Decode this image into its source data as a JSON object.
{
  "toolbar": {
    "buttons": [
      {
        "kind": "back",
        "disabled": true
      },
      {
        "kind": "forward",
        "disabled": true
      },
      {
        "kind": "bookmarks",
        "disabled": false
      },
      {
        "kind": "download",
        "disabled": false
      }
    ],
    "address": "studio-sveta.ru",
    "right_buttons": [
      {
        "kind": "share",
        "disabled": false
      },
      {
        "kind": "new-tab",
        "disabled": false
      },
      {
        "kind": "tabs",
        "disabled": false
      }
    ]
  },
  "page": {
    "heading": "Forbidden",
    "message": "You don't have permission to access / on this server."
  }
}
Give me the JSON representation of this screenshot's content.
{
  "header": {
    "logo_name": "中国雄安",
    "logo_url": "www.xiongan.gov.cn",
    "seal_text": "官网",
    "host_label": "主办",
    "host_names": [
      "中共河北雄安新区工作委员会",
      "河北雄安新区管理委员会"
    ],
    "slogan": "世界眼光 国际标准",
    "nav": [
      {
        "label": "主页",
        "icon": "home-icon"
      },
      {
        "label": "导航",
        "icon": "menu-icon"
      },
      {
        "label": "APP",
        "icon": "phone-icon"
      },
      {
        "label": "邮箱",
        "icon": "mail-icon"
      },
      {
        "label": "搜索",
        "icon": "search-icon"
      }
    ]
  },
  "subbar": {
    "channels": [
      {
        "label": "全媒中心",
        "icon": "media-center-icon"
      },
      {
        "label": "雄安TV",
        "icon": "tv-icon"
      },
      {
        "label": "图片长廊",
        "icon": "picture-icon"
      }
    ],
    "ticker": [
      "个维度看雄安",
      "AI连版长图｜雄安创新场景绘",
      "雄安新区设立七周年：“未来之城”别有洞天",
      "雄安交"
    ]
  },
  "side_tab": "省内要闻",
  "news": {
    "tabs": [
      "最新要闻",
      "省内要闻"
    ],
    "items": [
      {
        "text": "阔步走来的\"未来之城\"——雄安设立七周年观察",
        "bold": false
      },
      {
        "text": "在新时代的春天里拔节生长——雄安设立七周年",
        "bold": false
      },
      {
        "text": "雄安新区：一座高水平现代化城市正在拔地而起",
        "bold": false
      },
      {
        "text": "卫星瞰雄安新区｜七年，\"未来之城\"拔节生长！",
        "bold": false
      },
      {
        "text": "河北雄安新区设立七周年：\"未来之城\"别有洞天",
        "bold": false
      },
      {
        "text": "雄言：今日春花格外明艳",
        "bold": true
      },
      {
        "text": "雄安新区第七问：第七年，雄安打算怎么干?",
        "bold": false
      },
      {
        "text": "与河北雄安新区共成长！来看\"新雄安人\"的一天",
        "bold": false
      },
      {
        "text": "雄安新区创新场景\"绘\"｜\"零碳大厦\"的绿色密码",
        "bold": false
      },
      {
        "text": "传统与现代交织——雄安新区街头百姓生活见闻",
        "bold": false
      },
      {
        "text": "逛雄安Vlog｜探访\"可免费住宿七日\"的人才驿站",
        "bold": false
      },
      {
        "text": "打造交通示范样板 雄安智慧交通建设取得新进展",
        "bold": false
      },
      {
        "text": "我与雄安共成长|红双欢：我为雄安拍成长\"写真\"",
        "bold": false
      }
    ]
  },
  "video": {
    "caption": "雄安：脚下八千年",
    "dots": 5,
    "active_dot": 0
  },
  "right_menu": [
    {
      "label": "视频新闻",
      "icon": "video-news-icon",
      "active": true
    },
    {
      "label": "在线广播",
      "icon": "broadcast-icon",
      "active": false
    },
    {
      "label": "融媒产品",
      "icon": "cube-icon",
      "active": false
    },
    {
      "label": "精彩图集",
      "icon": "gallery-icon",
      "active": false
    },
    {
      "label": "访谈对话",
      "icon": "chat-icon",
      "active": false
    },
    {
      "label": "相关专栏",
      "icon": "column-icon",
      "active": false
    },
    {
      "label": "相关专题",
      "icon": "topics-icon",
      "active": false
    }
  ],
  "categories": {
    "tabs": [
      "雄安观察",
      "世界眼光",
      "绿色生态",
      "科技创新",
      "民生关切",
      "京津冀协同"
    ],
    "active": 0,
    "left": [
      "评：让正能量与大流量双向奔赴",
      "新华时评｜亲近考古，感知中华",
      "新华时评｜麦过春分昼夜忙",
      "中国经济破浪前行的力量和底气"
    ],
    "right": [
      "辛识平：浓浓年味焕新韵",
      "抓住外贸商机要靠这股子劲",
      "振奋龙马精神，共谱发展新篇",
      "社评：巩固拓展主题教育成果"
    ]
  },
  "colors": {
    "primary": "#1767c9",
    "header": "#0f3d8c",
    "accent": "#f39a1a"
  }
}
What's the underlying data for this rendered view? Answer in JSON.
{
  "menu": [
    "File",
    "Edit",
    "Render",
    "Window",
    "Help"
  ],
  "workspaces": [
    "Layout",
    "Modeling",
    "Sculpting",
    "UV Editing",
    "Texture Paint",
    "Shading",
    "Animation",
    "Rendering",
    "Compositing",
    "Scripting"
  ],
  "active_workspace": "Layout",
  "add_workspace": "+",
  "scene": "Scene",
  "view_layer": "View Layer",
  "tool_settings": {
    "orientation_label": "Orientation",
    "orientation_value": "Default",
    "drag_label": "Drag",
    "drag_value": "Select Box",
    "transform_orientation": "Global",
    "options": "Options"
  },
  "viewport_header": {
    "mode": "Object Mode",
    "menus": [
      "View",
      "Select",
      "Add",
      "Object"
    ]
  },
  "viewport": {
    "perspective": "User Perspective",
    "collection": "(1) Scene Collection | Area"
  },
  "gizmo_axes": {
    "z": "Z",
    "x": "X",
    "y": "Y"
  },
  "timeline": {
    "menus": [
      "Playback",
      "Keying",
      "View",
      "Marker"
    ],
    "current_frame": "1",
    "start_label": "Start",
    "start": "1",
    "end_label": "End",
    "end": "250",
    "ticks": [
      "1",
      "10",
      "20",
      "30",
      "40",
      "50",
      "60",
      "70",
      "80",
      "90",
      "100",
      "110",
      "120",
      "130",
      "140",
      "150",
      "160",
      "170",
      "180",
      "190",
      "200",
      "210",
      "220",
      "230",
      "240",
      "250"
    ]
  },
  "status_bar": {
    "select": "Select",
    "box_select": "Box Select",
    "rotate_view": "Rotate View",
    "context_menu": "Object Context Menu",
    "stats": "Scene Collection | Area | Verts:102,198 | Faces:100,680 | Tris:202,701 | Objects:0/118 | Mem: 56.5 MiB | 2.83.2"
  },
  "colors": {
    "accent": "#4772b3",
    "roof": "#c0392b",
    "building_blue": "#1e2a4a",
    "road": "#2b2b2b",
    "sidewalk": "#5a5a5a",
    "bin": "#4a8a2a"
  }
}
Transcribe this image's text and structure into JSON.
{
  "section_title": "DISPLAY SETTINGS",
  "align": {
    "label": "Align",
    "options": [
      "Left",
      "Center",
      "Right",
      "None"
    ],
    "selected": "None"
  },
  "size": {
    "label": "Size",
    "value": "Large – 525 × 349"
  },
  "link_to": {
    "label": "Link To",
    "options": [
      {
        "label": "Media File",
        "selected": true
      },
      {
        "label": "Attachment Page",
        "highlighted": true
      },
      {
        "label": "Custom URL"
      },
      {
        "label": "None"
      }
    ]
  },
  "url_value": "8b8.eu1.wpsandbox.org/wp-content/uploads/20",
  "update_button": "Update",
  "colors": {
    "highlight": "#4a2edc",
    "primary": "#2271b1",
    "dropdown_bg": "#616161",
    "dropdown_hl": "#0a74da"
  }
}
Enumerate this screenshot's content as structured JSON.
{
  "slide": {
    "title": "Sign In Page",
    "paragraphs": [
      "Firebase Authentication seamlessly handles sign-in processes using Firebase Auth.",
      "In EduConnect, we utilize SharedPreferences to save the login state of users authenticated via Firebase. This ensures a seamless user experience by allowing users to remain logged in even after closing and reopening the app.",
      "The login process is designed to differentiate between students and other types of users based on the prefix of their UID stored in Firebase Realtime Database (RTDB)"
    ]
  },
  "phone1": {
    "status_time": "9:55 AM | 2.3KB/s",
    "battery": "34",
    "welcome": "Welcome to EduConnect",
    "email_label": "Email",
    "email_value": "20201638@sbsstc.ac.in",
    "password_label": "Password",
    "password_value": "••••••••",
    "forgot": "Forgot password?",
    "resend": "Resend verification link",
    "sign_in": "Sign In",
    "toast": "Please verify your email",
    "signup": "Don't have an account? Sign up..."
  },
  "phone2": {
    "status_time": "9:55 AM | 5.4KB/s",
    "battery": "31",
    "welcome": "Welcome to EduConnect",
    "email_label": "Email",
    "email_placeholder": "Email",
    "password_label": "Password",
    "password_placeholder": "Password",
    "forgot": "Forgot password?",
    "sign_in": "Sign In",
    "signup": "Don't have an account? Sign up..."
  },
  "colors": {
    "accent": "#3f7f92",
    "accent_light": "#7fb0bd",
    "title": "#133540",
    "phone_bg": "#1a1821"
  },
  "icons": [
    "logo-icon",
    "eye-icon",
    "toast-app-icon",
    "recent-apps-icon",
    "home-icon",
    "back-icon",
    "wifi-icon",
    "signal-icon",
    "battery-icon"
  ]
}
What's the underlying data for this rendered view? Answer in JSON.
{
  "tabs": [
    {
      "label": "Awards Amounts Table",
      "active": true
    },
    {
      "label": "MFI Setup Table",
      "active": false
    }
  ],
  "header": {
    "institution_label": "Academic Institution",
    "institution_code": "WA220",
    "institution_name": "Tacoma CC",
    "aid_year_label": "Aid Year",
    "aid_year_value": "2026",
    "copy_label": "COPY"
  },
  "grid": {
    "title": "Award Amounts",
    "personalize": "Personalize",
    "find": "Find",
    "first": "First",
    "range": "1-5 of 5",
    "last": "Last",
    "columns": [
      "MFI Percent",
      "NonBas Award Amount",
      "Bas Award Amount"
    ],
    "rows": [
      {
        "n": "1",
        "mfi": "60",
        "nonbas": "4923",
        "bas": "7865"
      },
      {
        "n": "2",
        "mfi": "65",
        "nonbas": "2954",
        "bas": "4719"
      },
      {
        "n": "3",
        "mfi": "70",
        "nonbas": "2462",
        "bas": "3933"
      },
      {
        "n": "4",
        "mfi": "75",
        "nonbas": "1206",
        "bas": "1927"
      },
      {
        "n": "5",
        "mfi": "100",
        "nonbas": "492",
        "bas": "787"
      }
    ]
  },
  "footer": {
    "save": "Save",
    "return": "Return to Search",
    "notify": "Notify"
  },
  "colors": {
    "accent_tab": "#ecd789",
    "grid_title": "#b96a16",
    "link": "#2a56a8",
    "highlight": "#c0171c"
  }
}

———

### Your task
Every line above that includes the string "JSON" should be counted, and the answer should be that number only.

### Task response
6